In ancestry testing, scientists look for patterns in our DNA that give us clues about where our ancestors likely lived. Over time, as DNA is passed from one generation to the next, small changes—or typos—naturally begin to accumulate. These typos mostly happen at random and often have no effect on an individual. As the typos accumulate, they begin to form a unique, family specific pattern that gets passed on through time. Scientists look for these patterns in your DNA and use them to calculate where your ancestors may have lived. This is challenging, though, because a process known as recombination can mix parts of one pattern with parts of another, making them difficult to untangle. This is where the Y chromosome differs from the rest of the genome.

Unlike every other chromosome in the human genome, the Y chromosome doesn’t change much from generation to generation. This is because people inherit only one version of the Y chromosome, which means it can’t participate in recombination—and that’s important because it means patterns in the Y chromosome aren’t mixed up, making them easier to identify and trace back in time. This makes the Y chromosome particularly useful for ancestry testing1,2.

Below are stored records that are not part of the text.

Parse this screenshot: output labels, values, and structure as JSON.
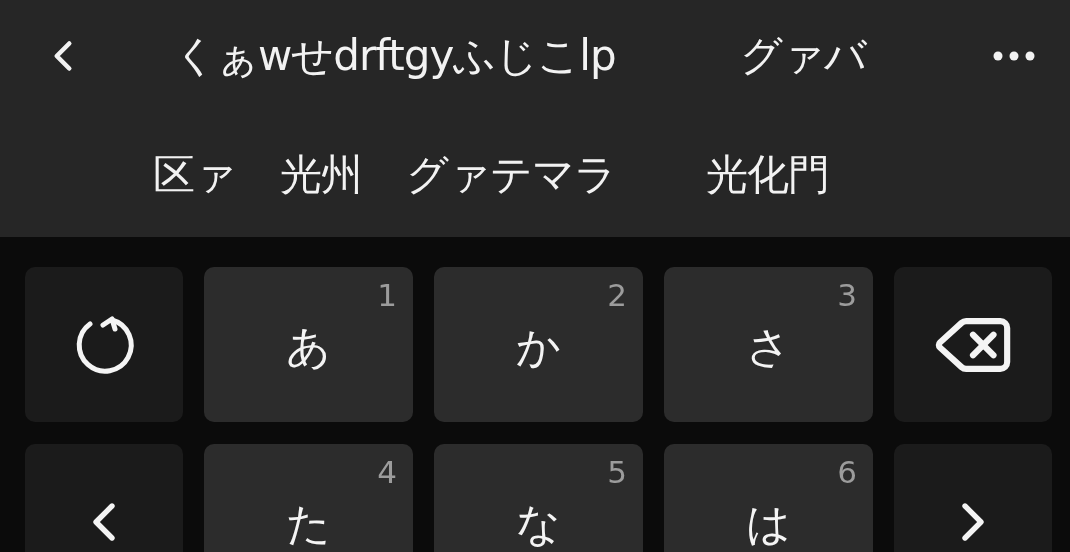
{
  "candidate_bar": {
    "rows": [
      {
        "candidates": [
          "くぁwせdrftgyふじこlp",
          "グァバ"
        ]
      },
      {
        "candidates": [
          "区ァ",
          "光州",
          "グァテマラ",
          "光化門"
        ]
      }
    ]
  },
  "keys": [
    [
      {
        "kind": "undo"
      },
      {
        "kind": "char",
        "label": "あ",
        "number": "1"
      },
      {
        "kind": "char",
        "label": "か",
        "number": "2"
      },
      {
        "kind": "char",
        "label": "さ",
        "number": "3"
      },
      {
        "kind": "backspace"
      }
    ],
    [
      {
        "kind": "left"
      },
      {
        "kind": "char",
        "label": "た",
        "number": "4"
      },
      {
        "kind": "char",
        "label": "な",
        "number": "5"
      },
      {
        "kind": "char",
        "label": "は",
        "number": "6"
      },
      {
        "kind": "right"
      }
    ]
  ]
}
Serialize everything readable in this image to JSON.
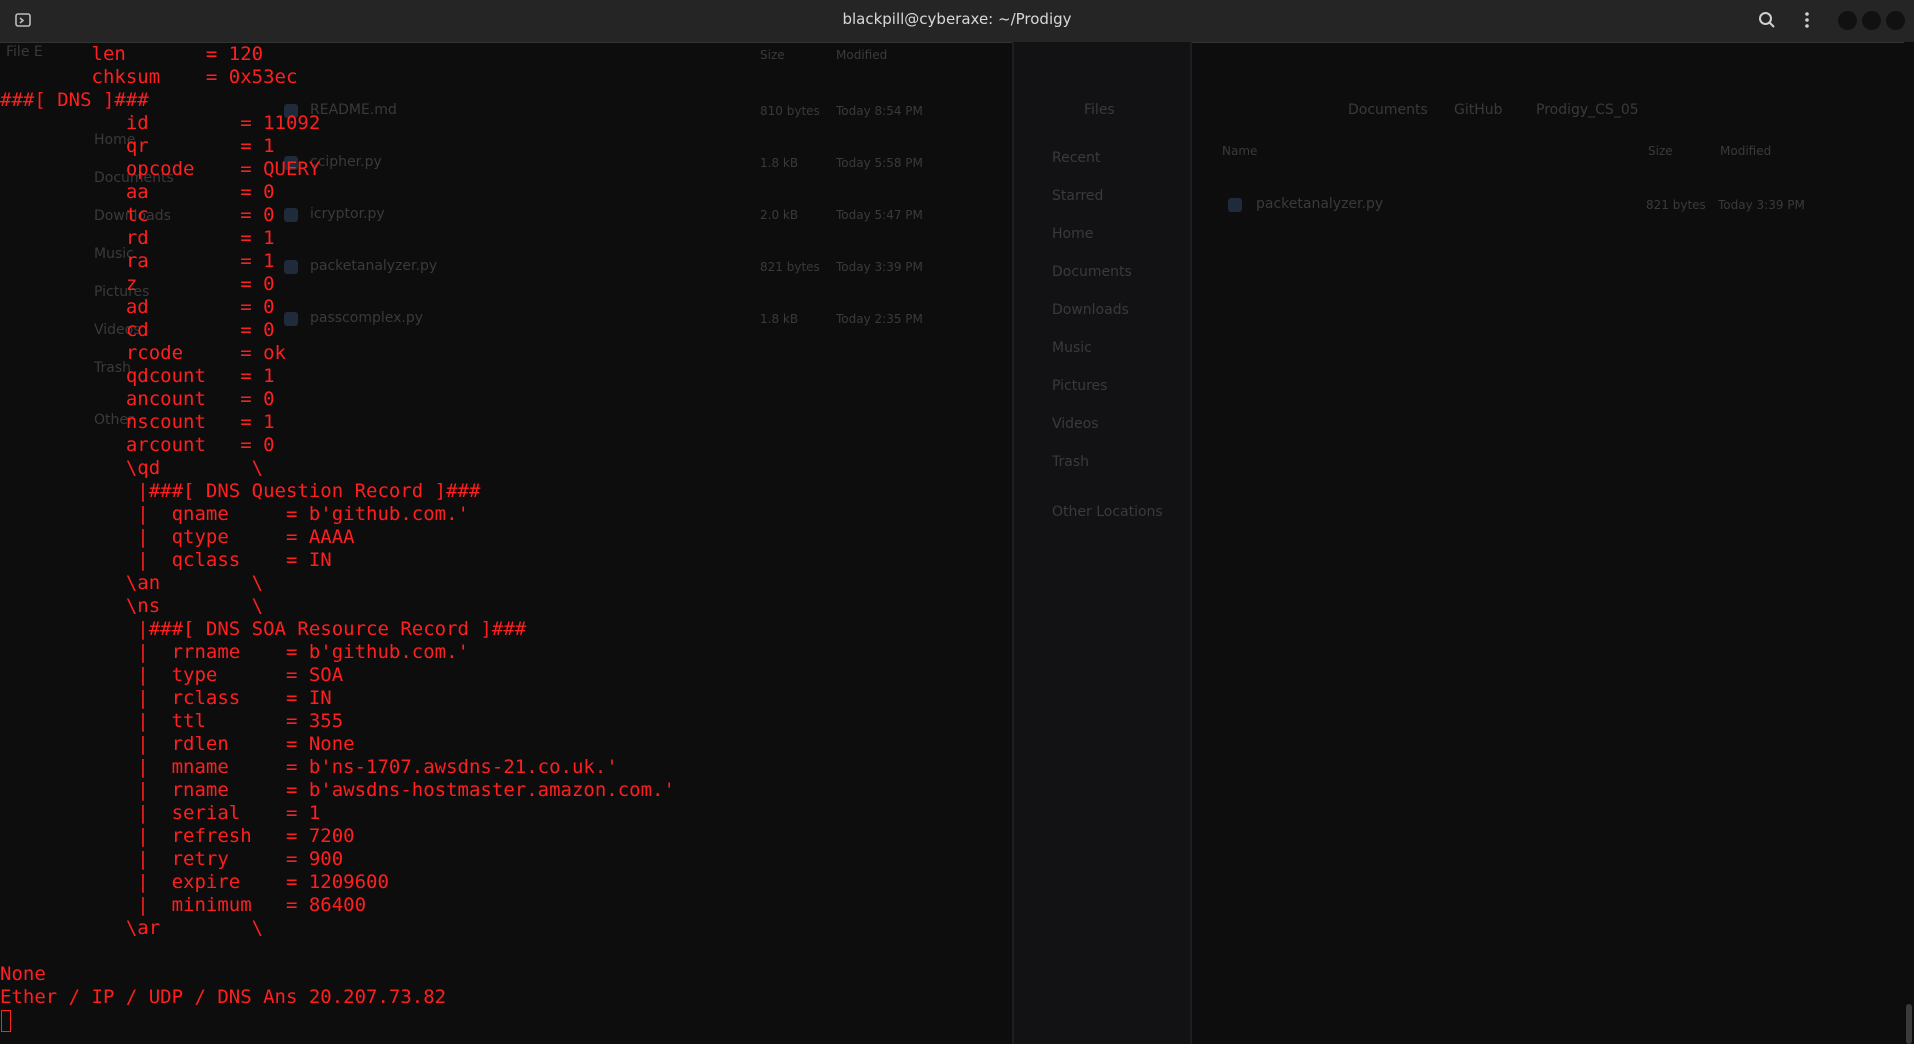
{
  "window": {
    "title": "blackpill@cyberaxe: ~/Prodigy",
    "icons": {
      "app": "terminal-icon",
      "search": "search-icon",
      "menu": "kebab-menu-icon"
    }
  },
  "background_window": {
    "menu": "File  E",
    "sidebar": [
      "Home",
      "Documents",
      "Downloads",
      "Music",
      "Pictures",
      "Videos",
      "Trash",
      "Other"
    ],
    "columns": {
      "size": "Size",
      "modified": "Modified"
    },
    "files": [
      {
        "name": "README.md",
        "size": "810 bytes",
        "modified": "Today 8:54 PM"
      },
      {
        "name": "ccipher.py",
        "size": "1.8 kB",
        "modified": "Today 5:58 PM"
      },
      {
        "name": "icryptor.py",
        "size": "2.0 kB",
        "modified": "Today 5:47 PM"
      },
      {
        "name": "packetanalyzer.py",
        "size": "821 bytes",
        "modified": "Today 3:39 PM"
      },
      {
        "name": "passcomplex.py",
        "size": "1.8 kB",
        "modified": "Today 2:35 PM"
      }
    ],
    "files_panel_title": "Files",
    "places": [
      "Recent",
      "Starred",
      "Home",
      "Documents",
      "Downloads",
      "Music",
      "Pictures",
      "Videos",
      "Trash",
      "Other Locations"
    ],
    "path": [
      "Documents",
      "GitHub",
      "Prodigy_CS_05"
    ],
    "right_columns": {
      "name": "Name",
      "size": "Size",
      "modified": "Modified"
    },
    "right_file": {
      "name": "packetanalyzer.py",
      "size": "821 bytes",
      "modified": "Today 3:39 PM"
    }
  },
  "terminal": {
    "lines": [
      "        len       = 120",
      "        chksum    = 0x53ec",
      "###[ DNS ]###",
      "           id        = 11092",
      "           qr        = 1",
      "           opcode    = QUERY",
      "           aa        = 0",
      "           tc        = 0",
      "           rd        = 1",
      "           ra        = 1",
      "           z         = 0",
      "           ad        = 0",
      "           cd        = 0",
      "           rcode     = ok",
      "           qdcount   = 1",
      "           ancount   = 0",
      "           nscount   = 1",
      "           arcount   = 0",
      "           \\qd        \\",
      "            |###[ DNS Question Record ]###",
      "            |  qname     = b'github.com.'",
      "            |  qtype     = AAAA",
      "            |  qclass    = IN",
      "           \\an        \\",
      "           \\ns        \\",
      "            |###[ DNS SOA Resource Record ]###",
      "            |  rrname    = b'github.com.'",
      "            |  type      = SOA",
      "            |  rclass    = IN",
      "            |  ttl       = 355",
      "            |  rdlen     = None",
      "            |  mname     = b'ns-1707.awsdns-21.co.uk.'",
      "            |  rname     = b'awsdns-hostmaster.amazon.com.'",
      "            |  serial    = 1",
      "            |  refresh   = 7200",
      "            |  retry     = 900",
      "            |  expire    = 1209600",
      "            |  minimum   = 86400",
      "           \\ar        \\",
      "",
      "None",
      "Ether / IP / UDP / DNS Ans 20.207.73.82"
    ]
  },
  "colors": {
    "terminal_text": "#ff1f1f",
    "background": "#0d0d0e",
    "titlebar": "#252526"
  }
}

Due to the identifiable patterns in Y chromosome DNA, scientists can more accurately trace a person’s paternal lineage back thousands of years1,2. It’s important to point out that the Y chromosome is not the only source of information about a person’s ancestry—patterns in other chromosomes can be helpful as well. However, to learn about your paternal ancestry, a male in your family would have to be sequenced and their Y chromosome analyzed.
There are other ways for people without a Y chromosome to learn about their deep ancestry. Mitochondrial DNA analysis is similar to Y chromosome analysis, except this form of ancestry testing can help everyone trace their maternal lineage. Either way, Geno 2.0 from National Geographic is ready to help you learn more about your ancestors—and more about the fathers that came before us.

1Bachtrog, Doris. “Y Chromosome Evolution: Emerging Insights into Processes of Y Chromosome Degeneration.” Nature reviews. Genetics 14.2 (2013): 113–124. PMC. Web. 29 May 2018.
2Poznik, G. David et al. “Punctuated Bursts in Human Male Demography Inferred from 1,244 Worldwide Y-Chromosome Sequences.” Nature genetics 48.6 (2016): 593–599. PMC. Web. 29 May 2018.